Lastly, you must specify the names of your raw frames. Using the fields FLATNAME, ARCNAME, and SCIENCENAME, list the raw DEIMOS FITS files. Presently, the raw data files must be uncompressed in order to pass through the pipeline, but we are working on changes to handle compressed FITS files. You can specify multiple flats, arcs, and science frames. However, in the case of the flats, only the last 3 flats listed will be employed in the reduction. That is, for example, if you list 4 flats in your plan file, then the first one listed goes entirely disregarded.

It is important to note that a user may specify more than one arc frame. Unlike for flats, if multiple arcs are listed then the frames will be combined to make a single arc which is then used by the pipeline to do wavelength fitting. Additional freedom is allowed by using the fields BLUEARCFRAME and REDARCFRAME to specify different arcs for the blue and red portions of the data. Recall that each 2-d slit spectrum covers 2 chips on the DEIMOS detector (one BLUE and one RED). Since certain arc species are better suited for use at the bluer wavelengths, the arc frames denoted as BLUEARCFRAMES will only be used in performing the wavelength solution on the blue side and vice versa for the red. As an example, let's examine the following lines taken from a plan file:

    BLUEARCFRAME: d0814_0001.fits
    BLUEARCFRAME: d0814_0002.fits
    REDARCFRAME: d0814_0003.fits

In this case, the frames d0814_0001.fits and d0814_0002.fits will be combined and used for wavelength fitting on the blue side and d0814_0003.fits will be employed in the red. This feature is very helpful since some arc species may have many distinct, well-spaced lines (good for lambda fitting) in the blue wavelength range, but these same species may also have features at red wavelengths which are saturated or horribly blended.

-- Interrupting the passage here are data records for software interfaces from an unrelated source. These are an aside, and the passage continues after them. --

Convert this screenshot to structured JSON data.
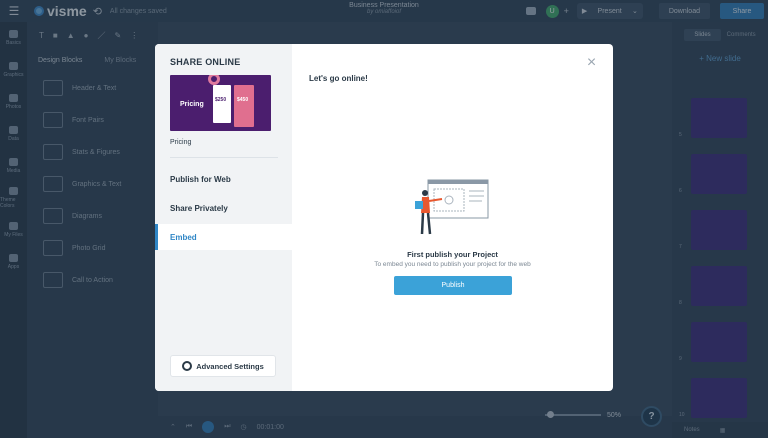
{
  "app": {
    "logo_text": "visme",
    "saved_status": "All changes saved",
    "doc_title": "Business Presentation",
    "doc_author": "by omiaffoiof",
    "avatar_initial": "U",
    "present_label": "Present",
    "download_label": "Download",
    "share_label": "Share"
  },
  "rail": {
    "items": [
      {
        "label": "Basics"
      },
      {
        "label": "Graphics"
      },
      {
        "label": "Photos"
      },
      {
        "label": "Data"
      },
      {
        "label": "Media"
      },
      {
        "label": "Theme Colors"
      },
      {
        "label": "My Files"
      },
      {
        "label": "Apps"
      }
    ]
  },
  "panel": {
    "tab_design_blocks": "Design Blocks",
    "tab_my_blocks": "My Blocks",
    "blocks": [
      {
        "label": "Header & Text"
      },
      {
        "label": "Font Pairs"
      },
      {
        "label": "Stats & Figures"
      },
      {
        "label": "Graphics & Text"
      },
      {
        "label": "Diagrams"
      },
      {
        "label": "Photo Grid"
      },
      {
        "label": "Call to Action"
      }
    ]
  },
  "bottom": {
    "time": "00:01:00",
    "zoom": "50%",
    "help": "?"
  },
  "slides": {
    "tab_slides": "Slides",
    "tab_comments": "Comments",
    "new_slide": "+ New slide",
    "numbers": [
      "5",
      "6",
      "7",
      "8",
      "9",
      "10"
    ],
    "notes_label": "Notes"
  },
  "modal": {
    "title": "SHARE ONLINE",
    "preview_title": "Pricing",
    "preview_price1": "$250",
    "preview_price2": "$450",
    "preview_label": "Pricing",
    "menu": [
      {
        "label": "Publish for Web"
      },
      {
        "label": "Share Privately"
      },
      {
        "label": "Embed"
      }
    ],
    "advanced_settings": "Advanced Settings",
    "heading": "Let's go online!",
    "empty_title": "First publish your Project",
    "empty_subtitle": "To embed you need to publish your project for the web",
    "publish_button": "Publish"
  },
  "colors": {
    "accent": "#2f86c6",
    "publish": "#3ba2d8",
    "slide_purple": "#3a2a78"
  }
}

The final field in a plan file is the LAMPLIST field which allows the user to specify a file containing good arc lines and their corresponding wavelengths for use in wavelength fitting. Since at different grating settings the available lines and ability to resolve those lines varies, the pipeline allows for different lamplists. Presently, 2 lamplists exist: lamp_NIST.dat and lamp_NIST_blue.dat. These ascii-format files can be found in the ~/cvs/spec2d/etc/ directory. For DEEP2-like settings (1200 line/mm grating centered at 7800Å), the lamp_NIST.dat list is recommended. But for observations centered blueward or using a lower-dispersion grating, the lamp_NIST_blue.dat list will likely provide better wavelength fits.

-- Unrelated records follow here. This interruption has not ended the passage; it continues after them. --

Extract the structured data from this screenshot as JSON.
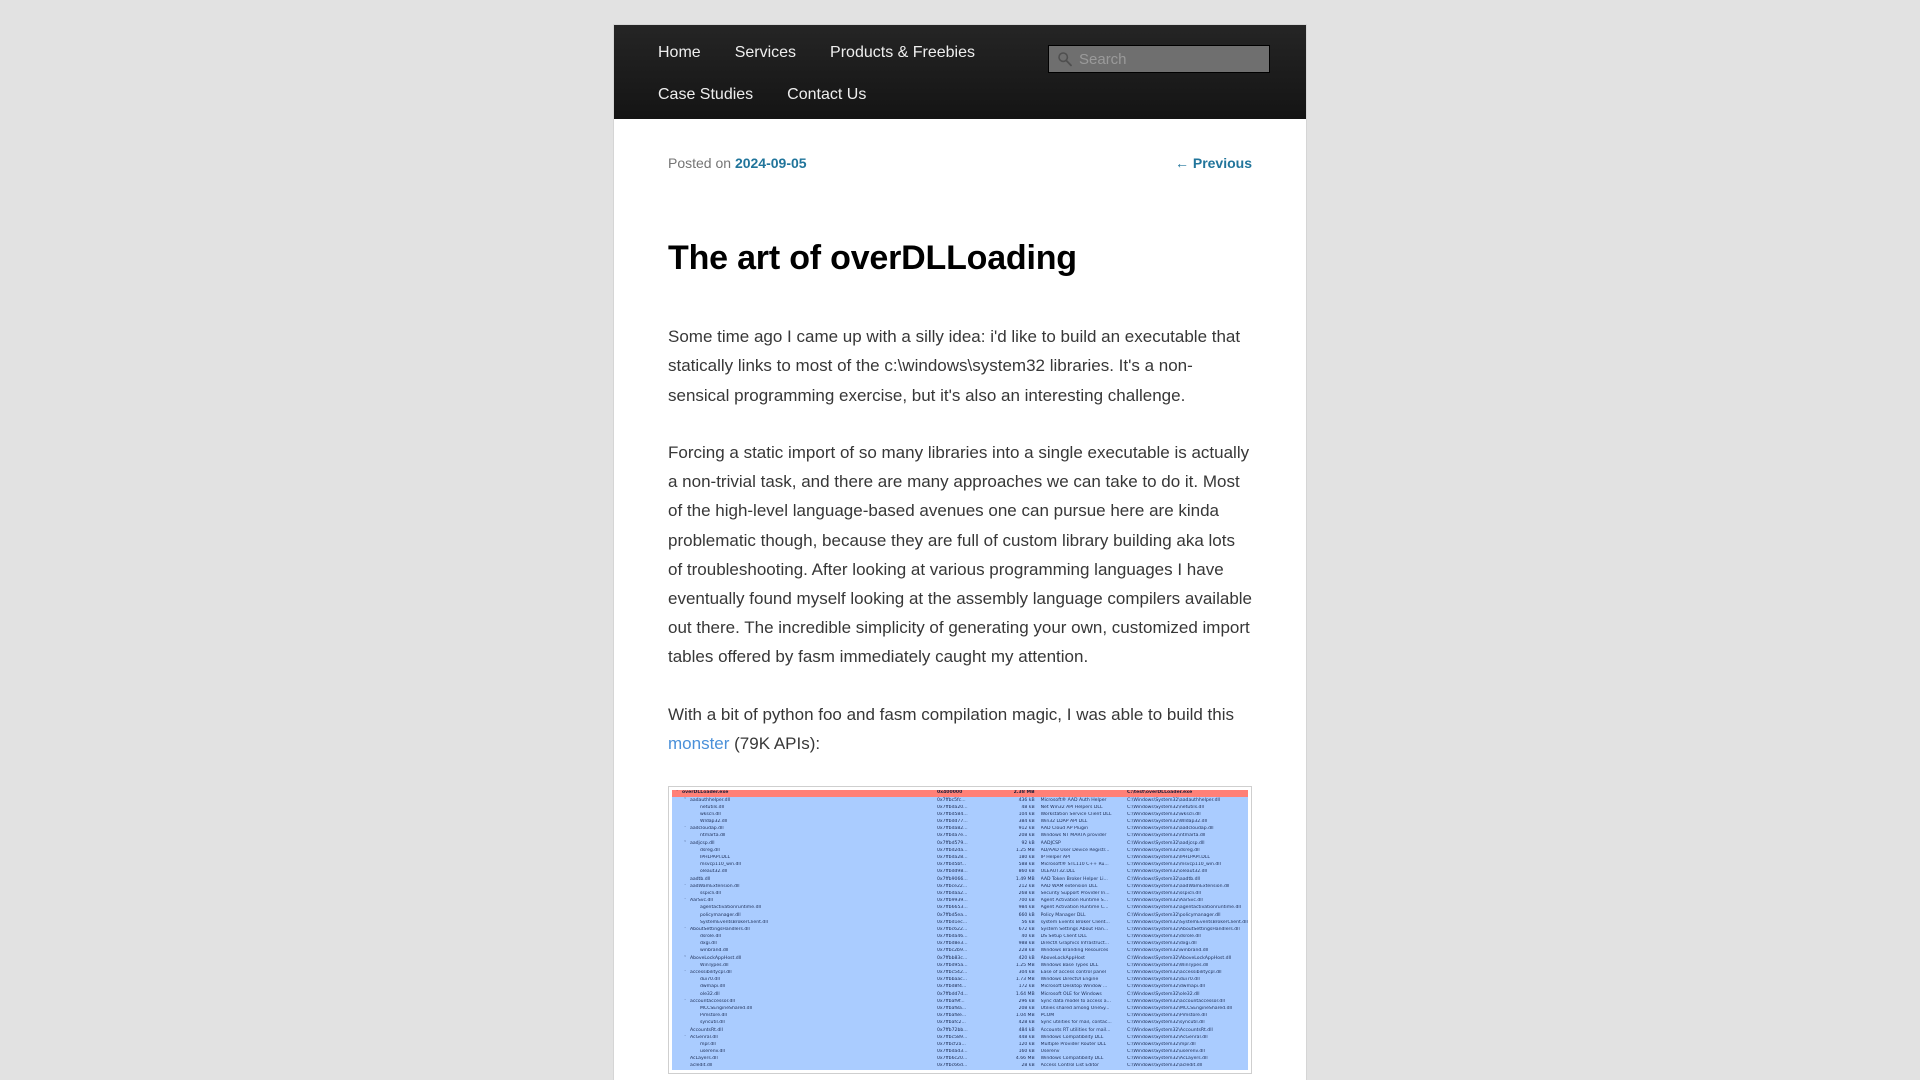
{
  "nav": {
    "rows": [
      [
        {
          "label": "Home",
          "name": "nav-item-home"
        },
        {
          "label": "Services",
          "name": "nav-item-services"
        },
        {
          "label": "Products & Freebies",
          "name": "nav-item-products-freebies"
        }
      ],
      [
        {
          "label": "Case Studies",
          "name": "nav-item-case-studies"
        },
        {
          "label": "Contact Us",
          "name": "nav-item-contact-us"
        }
      ]
    ]
  },
  "search": {
    "placeholder": "Search",
    "value": "",
    "icon": "search-icon"
  },
  "post": {
    "posted_on_label": "Posted on",
    "date": "2024-09-05",
    "previous_label": "← Previous",
    "title": "The art of overDLLoading",
    "paragraphs": [
      "Some time ago I came up with a silly idea: i'd like to build an executable that statically links to most of the c:\\windows\\system32 libraries. It's a non-sensical programming exercise, but it's also an interesting challenge.",
      "Forcing a static import of so many libraries into a single executable is actually a non-trivial task, and there are many approaches we can take to do it. Most of the high-level language-based avenues one can pursue here are kinda problematic though, because they are full of custom library building aka lots of troubleshooting. After looking at various programming languages I have eventually found myself looking at the assembly language compilers available out there. The incredible simplicity of generating your own, customized import tables offered by fasm immediately caught my attention."
    ],
    "link_paragraph": {
      "before": "With a bit of python foo and fasm compilation magic, I was able to build this ",
      "link_text": "monster",
      "after": " (79K APIs):"
    }
  },
  "screenshot": {
    "colors": {
      "root_row": "#ff8077",
      "rows": "#aaccff",
      "text": "#1a2a52"
    },
    "rows": [
      {
        "indent": 0,
        "caret": "v",
        "name": "overDLLoader.exe",
        "addr": "0x400000",
        "size": "2.38 MB",
        "desc": "",
        "path": "C:\\test\\overDLLoader.exe",
        "root": true
      },
      {
        "indent": 1,
        "caret": "v",
        "name": "aadauthhelper.dll",
        "addr": "0x7ffbc5fc...",
        "size": "436 kB",
        "desc": "Microsoft® AAD Auth Helper",
        "path": "C:\\Windows\\System32\\aadauthhelper.dll"
      },
      {
        "indent": 2,
        "caret": "",
        "name": "netutils.dll",
        "addr": "0x7ffbda20...",
        "size": "48 kB",
        "desc": "Net Win32 API Helpers DLL",
        "path": "C:\\Windows\\System32\\netutils.dll"
      },
      {
        "indent": 2,
        "caret": "",
        "name": "wkscli.dll",
        "addr": "0x7ffbd584...",
        "size": "104 kB",
        "desc": "Workstation Service Client DLL",
        "path": "C:\\Windows\\System32\\wkscli.dll"
      },
      {
        "indent": 2,
        "caret": "",
        "name": "Wldap32.dll",
        "addr": "0x7ffbdd77...",
        "size": "384 kB",
        "desc": "Win32 LDAP API DLL",
        "path": "C:\\Windows\\System32\\Wldap32.dll"
      },
      {
        "indent": 1,
        "caret": "v",
        "name": "aadcloudap.dll",
        "addr": "0x7ffbda82...",
        "size": "912 kB",
        "desc": "AAD Cloud AP Plugin",
        "path": "C:\\Windows\\System32\\aadcloudap.dll"
      },
      {
        "indent": 2,
        "caret": "",
        "name": "ntmarta.dll",
        "addr": "0x7ffbda7e...",
        "size": "208 kB",
        "desc": "Windows NT MARTA provider",
        "path": "C:\\Windows\\System32\\ntmarta.dll"
      },
      {
        "indent": 1,
        "caret": "v",
        "name": "aadjcsp.dll",
        "addr": "0x7ffbd579...",
        "size": "92 kB",
        "desc": "AADJCSP",
        "path": "C:\\Windows\\System32\\aadjcsp.dll"
      },
      {
        "indent": 2,
        "caret": "",
        "name": "dsreg.dll",
        "addr": "0x7ffbd2da...",
        "size": "1.25 MB",
        "desc": "AD/AAD User Device Registr...",
        "path": "C:\\Windows\\System32\\dsreg.dll"
      },
      {
        "indent": 2,
        "caret": "",
        "name": "IPHLPAPI.DLL",
        "addr": "0x7ffbda28...",
        "size": "180 kB",
        "desc": "IP Helper API",
        "path": "C:\\Windows\\System32\\IPHLPAPI.DLL"
      },
      {
        "indent": 2,
        "caret": "",
        "name": "msvcp110_win.dll",
        "addr": "0x7ffbd5bf...",
        "size": "588 kB",
        "desc": "Microsoft® STL110 C++ Ru...",
        "path": "C:\\Windows\\System32\\msvcp110_win.dll"
      },
      {
        "indent": 2,
        "caret": "",
        "name": "oleaut32.dll",
        "addr": "0x7ffbdd98...",
        "size": "860 kB",
        "desc": "OLEAUT32.DLL",
        "path": "C:\\Windows\\System32\\oleaut32.dll"
      },
      {
        "indent": 1,
        "caret": "",
        "name": "aadtb.dll",
        "addr": "0x7ffb9066...",
        "size": "1.49 MB",
        "desc": "AAD Token Broker Helper Li...",
        "path": "C:\\Windows\\System32\\aadtb.dll"
      },
      {
        "indent": 1,
        "caret": "v",
        "name": "aadWamExtension.dll",
        "addr": "0x7ffbce22...",
        "size": "212 kB",
        "desc": "AAD WAM extension DLL",
        "path": "C:\\Windows\\System32\\aadWamExtension.dll"
      },
      {
        "indent": 2,
        "caret": "",
        "name": "sspicli.dll",
        "addr": "0x7ffbdaa2...",
        "size": "268 kB",
        "desc": "Security Support Provider In...",
        "path": "C:\\Windows\\System32\\sspicli.dll"
      },
      {
        "indent": 1,
        "caret": "v",
        "name": "AarSvc.dll",
        "addr": "0x7ffb9939...",
        "size": "700 kB",
        "desc": "Agent Activation Runtime S...",
        "path": "C:\\Windows\\System32\\AarSvc.dll"
      },
      {
        "indent": 2,
        "caret": "",
        "name": "agentactivationruntime.dll",
        "addr": "0x7ffb6653...",
        "size": "984 kB",
        "desc": "Agent Activation Runtime C...",
        "path": "C:\\Windows\\System32\\agentactivationruntime.dll"
      },
      {
        "indent": 2,
        "caret": "",
        "name": "policymanager.dll",
        "addr": "0x7ffbd5ea...",
        "size": "660 kB",
        "desc": "Policy Manager DLL",
        "path": "C:\\Windows\\System32\\policymanager.dll"
      },
      {
        "indent": 2,
        "caret": "",
        "name": "SystemEventsBrokerClient.dll",
        "addr": "0x7ffbd1ec...",
        "size": "56 kB",
        "desc": "system Events Broker Client...",
        "path": "C:\\Windows\\System32\\SystemEventsBrokerClient.dll"
      },
      {
        "indent": 1,
        "caret": "v",
        "name": "AboutSettingsHandlers.dll",
        "addr": "0x7ffbc622...",
        "size": "672 kB",
        "desc": "System Settings About Han...",
        "path": "C:\\Windows\\System32\\AboutSettingsHandlers.dll"
      },
      {
        "indent": 2,
        "caret": "",
        "name": "dsrole.dll",
        "addr": "0x7ffbda46...",
        "size": "40 kB",
        "desc": "DS Setup Client DLL",
        "path": "C:\\Windows\\System32\\dsrole.dll"
      },
      {
        "indent": 2,
        "caret": "",
        "name": "dxgi.dll",
        "addr": "0x7ffbd8e3...",
        "size": "988 kB",
        "desc": "DirectX Graphics Infrastruct...",
        "path": "C:\\Windows\\System32\\dxgi.dll"
      },
      {
        "indent": 2,
        "caret": "",
        "name": "winbrand.dll",
        "addr": "0x7ffbc2b9...",
        "size": "228 kB",
        "desc": "Windows Branding Resources",
        "path": "C:\\Windows\\System32\\winbrand.dll"
      },
      {
        "indent": 1,
        "caret": "v",
        "name": "AboveLockAppHost.dll",
        "addr": "0x7ffbb83c...",
        "size": "420 kB",
        "desc": "AboveLockAppHost",
        "path": "C:\\Windows\\System32\\AboveLockAppHost.dll"
      },
      {
        "indent": 2,
        "caret": "",
        "name": "WinTypes.dll",
        "addr": "0x7ffbd95a...",
        "size": "1.25 MB",
        "desc": "Windows Base Types DLL",
        "path": "C:\\Windows\\System32\\WinTypes.dll"
      },
      {
        "indent": 1,
        "caret": "v",
        "name": "accessibilitycpl.dll",
        "addr": "0x7ffbc542...",
        "size": "304 kB",
        "desc": "Ease of access  control panel",
        "path": "C:\\Windows\\System32\\accessibilitycpl.dll"
      },
      {
        "indent": 2,
        "caret": "",
        "name": "dui70.dll",
        "addr": "0x7ffbbaac...",
        "size": "1.73 MB",
        "desc": "Windows DirectUI Engine",
        "path": "C:\\Windows\\System32\\dui70.dll"
      },
      {
        "indent": 2,
        "caret": "",
        "name": "dwmapi.dll",
        "addr": "0x7ffbd8f4...",
        "size": "172 kB",
        "desc": "Microsoft Desktop Window ...",
        "path": "C:\\Windows\\System32\\dwmapi.dll"
      },
      {
        "indent": 2,
        "caret": "",
        "name": "ole32.dll",
        "addr": "0x7ffbdd7d...",
        "size": "1.64 MB",
        "desc": "Microsoft OLE for Windows",
        "path": "C:\\Windows\\System32\\ole32.dll"
      },
      {
        "indent": 1,
        "caret": "v",
        "name": "accountaccessor.dll",
        "addr": "0x7ffbaf9f...",
        "size": "296 kB",
        "desc": "Sync data model to access a...",
        "path": "C:\\Windows\\System32\\accountaccessor.dll"
      },
      {
        "indent": 2,
        "caret": "",
        "name": "MCCSEngineShared.dll",
        "addr": "0x7ffbaf8a...",
        "size": "208 kB",
        "desc": "Utilies shared among OneSy...",
        "path": "C:\\Windows\\System32\\MCCSEngineShared.dll"
      },
      {
        "indent": 2,
        "caret": "",
        "name": "Pimstore.dll",
        "addr": "0x7ffbaf8e...",
        "size": "1.04 MB",
        "desc": "PCOM",
        "path": "C:\\Windows\\System32\\Pimstore.dll"
      },
      {
        "indent": 2,
        "caret": "",
        "name": "syncutil.dll",
        "addr": "0x7ffbafc2...",
        "size": "428 kB",
        "desc": "Sync utilities for mail, contac...",
        "path": "C:\\Windows\\System32\\syncutil.dll"
      },
      {
        "indent": 1,
        "caret": "",
        "name": "AccountsRt.dll",
        "addr": "0x7ffb72bb...",
        "size": "484 kB",
        "desc": "Accounts RT utilities for mail...",
        "path": "C:\\Windows\\System32\\AccountsRt.dll"
      },
      {
        "indent": 1,
        "caret": "v",
        "name": "AcGenral.dll",
        "addr": "0x7ffbc589...",
        "size": "448 kB",
        "desc": "Windows Compatibility DLL",
        "path": "C:\\Windows\\System32\\AcGenral.dll"
      },
      {
        "indent": 2,
        "caret": "",
        "name": "mpr.dll",
        "addr": "0x7ffbcf2a...",
        "size": "120 kB",
        "desc": "Multiple Provider Router DLL",
        "path": "C:\\Windows\\System32\\mpr.dll"
      },
      {
        "indent": 2,
        "caret": "",
        "name": "userenv.dll",
        "addr": "0x7ffbdad3...",
        "size": "160 kB",
        "desc": "Userenv",
        "path": "C:\\Windows\\System32\\userenv.dll"
      },
      {
        "indent": 1,
        "caret": "",
        "name": "AcLayers.dll",
        "addr": "0x7ffb6c20...",
        "size": "4.66 MB",
        "desc": "Windows Compatibility DLL",
        "path": "C:\\Windows\\System32\\AcLayers.dll"
      },
      {
        "indent": 1,
        "caret": "",
        "name": "acledit.dll",
        "addr": "0x7ffbc66d...",
        "size": "28 kB",
        "desc": "Access Control List Editor",
        "path": "C:\\Windows\\System32\\acledit.dll"
      }
    ]
  }
}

In case more example are needed, refer to these additional example plan files: yyyy.plan and zzzz.plan.

Now, you are ready to run the pipeline. This also can be done in two manners: (1) interactively; (2) via a shell script. To run the pipeline, interactively, simply go to the directory into which you wish to write the output files. From there, start-up IDL in 32-bit mode. Due to pieces of code used in tracing out the edges of the slitlets, the spec2d pipeline must be run in 32-bit mode otherwise it will crash. At the IDL prompt, execute the following command:

    IDL> domask, nlsky=0

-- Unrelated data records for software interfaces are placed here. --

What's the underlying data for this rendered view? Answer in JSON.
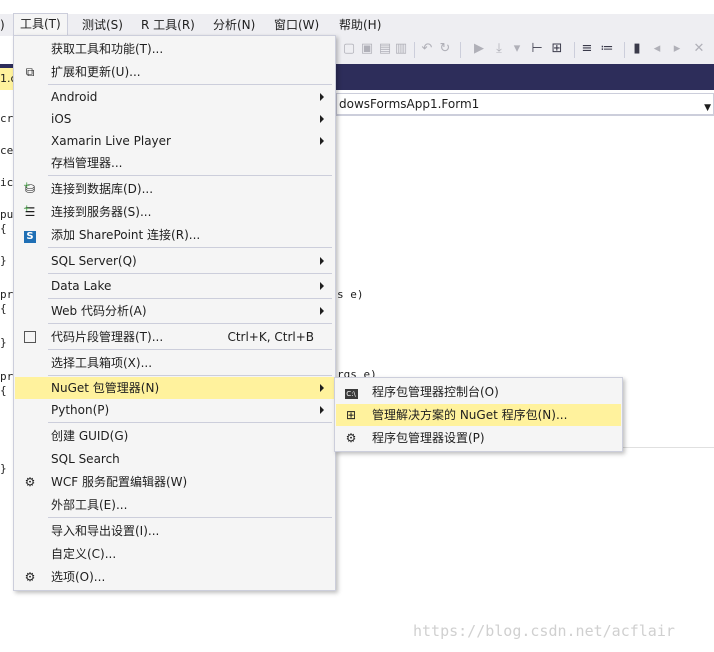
{
  "menubar": {
    "items": [
      {
        "label": ")"
      },
      {
        "label": "工具(T)"
      },
      {
        "label": "测试(S)"
      },
      {
        "label": "R 工具(R)"
      },
      {
        "label": "分析(N)"
      },
      {
        "label": "窗口(W)"
      },
      {
        "label": "帮助(H)"
      }
    ]
  },
  "tab_fragment": "1.c",
  "editor": {
    "nav_combo_value": "dowsFormsApp1.Form1",
    "left_gutter": [
      "cr",
      "ce",
      "ic",
      "pu",
      "{",
      "}",
      "pr",
      "{",
      "}",
      "pr",
      "{",
      "}"
    ],
    "code_fragment_1": "s e)",
    "code_fragment_2": "rgs e)"
  },
  "tools_menu": {
    "items": [
      {
        "label": "获取工具和功能(T)...",
        "icon": ""
      },
      {
        "label": "扩展和更新(U)...",
        "icon": "extensions-icon"
      },
      {
        "label": "Android",
        "submenu": true
      },
      {
        "label": "iOS",
        "submenu": true
      },
      {
        "label": "Xamarin Live Player",
        "submenu": true
      },
      {
        "label": "存档管理器...",
        "icon": ""
      },
      {
        "label": "连接到数据库(D)...",
        "icon": "connect-database-icon"
      },
      {
        "label": "连接到服务器(S)...",
        "icon": "connect-server-icon"
      },
      {
        "label": "添加 SharePoint 连接(R)...",
        "icon": "sharepoint-icon"
      },
      {
        "label": "SQL Server(Q)",
        "submenu": true
      },
      {
        "label": "Data Lake",
        "submenu": true
      },
      {
        "label": "Web 代码分析(A)",
        "submenu": true
      },
      {
        "label": "代码片段管理器(T)...",
        "icon": "snippet-icon",
        "shortcut": "Ctrl+K, Ctrl+B"
      },
      {
        "label": "选择工具箱项(X)..."
      },
      {
        "label": "NuGet 包管理器(N)",
        "submenu": true,
        "highlighted": true
      },
      {
        "label": "Python(P)",
        "submenu": true
      },
      {
        "label": "创建 GUID(G)"
      },
      {
        "label": "SQL Search"
      },
      {
        "label": "WCF 服务配置编辑器(W)",
        "icon": "wcf-config-icon"
      },
      {
        "label": "外部工具(E)..."
      },
      {
        "label": "导入和导出设置(I)..."
      },
      {
        "label": "自定义(C)..."
      },
      {
        "label": "选项(O)...",
        "icon": "gear-icon"
      }
    ]
  },
  "nuget_submenu": {
    "items": [
      {
        "label": "程序包管理器控制台(O)",
        "icon": "console-icon"
      },
      {
        "label": "管理解决方案的 NuGet 程序包(N)...",
        "icon": "package-icon",
        "highlighted": true
      },
      {
        "label": "程序包管理器设置(P)",
        "icon": "gear-icon"
      }
    ]
  },
  "watermark": "https://blog.csdn.net/acflair",
  "colors": {
    "menu_bg": "#f5f5f5",
    "highlight": "#fff29d",
    "menubar_bg": "#eeeef2",
    "tabstrip_bg": "#2d2d5a",
    "separator": "#cccedb"
  }
}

Now just sit back and wait for IDL and the spec2d pipeline to do its thing! Note that you must set nlsky=0; the default setting for the pipeline is to do non-local sky subtraction using sky-only slits as employed in the DEEP2 observations.

Alternatively, you can write a shell script to run the pipeline. An example script can be seen, here. Simply, substitute your result directory (where you wish to write the output files) in lieu of result_dir. The lines in red text, are the only lines needed in a simple script. To execute this script, you do not need to start IDL and you do not need to be in the result directory. Just type the following at the unix prompt:

    > source

where is the filename of your script. In this case, all of the IDL messages normally printed to the display are written to the file out.log. Note that IDL must be run in 32-bit mode; you can launch IDL in 32-bit mode using the command 'idl-32'.

Running on a machine with a 1.2 GHz processor and 2 GB of RAM, it takes roughly 6 hours to reduce a single DEIMOS mask with 3 science frames and ~125 slitlets.